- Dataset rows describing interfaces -
# # # #
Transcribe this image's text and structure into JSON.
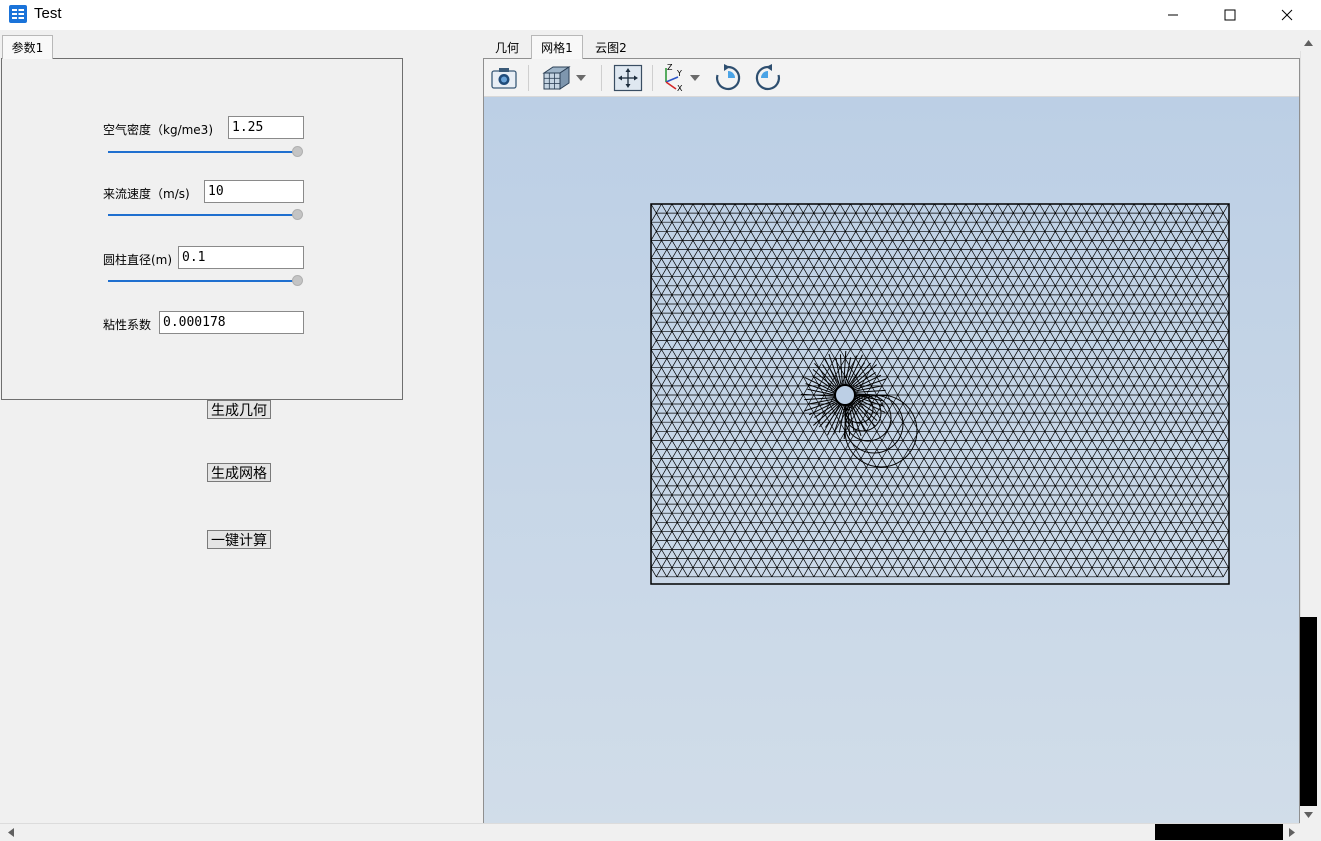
{
  "window": {
    "title": "Test",
    "icon": "table-app-icon"
  },
  "window_controls": {
    "minimize_icon": "minimize-icon",
    "maximize_icon": "maximize-icon",
    "close_icon": "close-icon"
  },
  "left_panel": {
    "tab_label": "参数1",
    "params": [
      {
        "label": "空气密度（kg/me3)",
        "value": "1.25",
        "slider_fraction": 1.0
      },
      {
        "label": "来流速度（m/s)",
        "value": "10",
        "slider_fraction": 1.0
      },
      {
        "label": "圆柱直径(m)",
        "value": "0.1",
        "slider_fraction": 1.0
      },
      {
        "label": "粘性系数",
        "value": "0.000178"
      }
    ]
  },
  "actions": {
    "geometry": "生成几何",
    "mesh": "生成网格",
    "compute": "一键计算"
  },
  "right_tabs": [
    "几何",
    "网格1",
    "云图2"
  ],
  "active_tab": "网格1",
  "toolbar": {
    "icons": [
      "camera-icon",
      "cube-view-icon",
      "dropdown-arrow-icon",
      "fit-view-icon",
      "axes-icon",
      "dropdown-arrow-icon",
      "rotate-cw-icon",
      "rotate-ccw-icon"
    ],
    "axis_labels": {
      "z": "Z",
      "y": "Y",
      "x": "X"
    }
  },
  "colors": {
    "accent": "#1f6fcf",
    "viewport_top": "#bccfe5",
    "viewport_bottom": "#d1dde9",
    "mesh_line": "#000000",
    "cylinder_fill": "#bccfe5"
  }
}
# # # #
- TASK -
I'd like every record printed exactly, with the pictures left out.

- SOLUTION BELOW -
Transcribe this image's text and structure into JSON.
{
  "window": {
    "title": "Test",
    "icon": "table-app-icon"
  },
  "window_controls": {
    "minimize_icon": "minimize-icon",
    "maximize_icon": "maximize-icon",
    "close_icon": "close-icon"
  },
  "left_panel": {
    "tab_label": "参数1",
    "params": [
      {
        "label": "空气密度（kg/me3)",
        "value": "1.25",
        "slider_fraction": 1.0
      },
      {
        "label": "来流速度（m/s)",
        "value": "10",
        "slider_fraction": 1.0
      },
      {
        "label": "圆柱直径(m)",
        "value": "0.1",
        "slider_fraction": 1.0
      },
      {
        "label": "粘性系数",
        "value": "0.000178"
      }
    ]
  },
  "actions": {
    "geometry": "生成几何",
    "mesh": "生成网格",
    "compute": "一键计算"
  },
  "right_tabs": [
    "几何",
    "网格1",
    "云图2"
  ],
  "active_tab": "网格1",
  "toolbar": {
    "icons": [
      "camera-icon",
      "cube-view-icon",
      "dropdown-arrow-icon",
      "fit-view-icon",
      "axes-icon",
      "dropdown-arrow-icon",
      "rotate-cw-icon",
      "rotate-ccw-icon"
    ],
    "axis_labels": {
      "z": "Z",
      "y": "Y",
      "x": "X"
    }
  },
  "colors": {
    "accent": "#1f6fcf",
    "viewport_top": "#bccfe5",
    "viewport_bottom": "#d1dde9",
    "mesh_line": "#000000",
    "cylinder_fill": "#bccfe5"
  }
}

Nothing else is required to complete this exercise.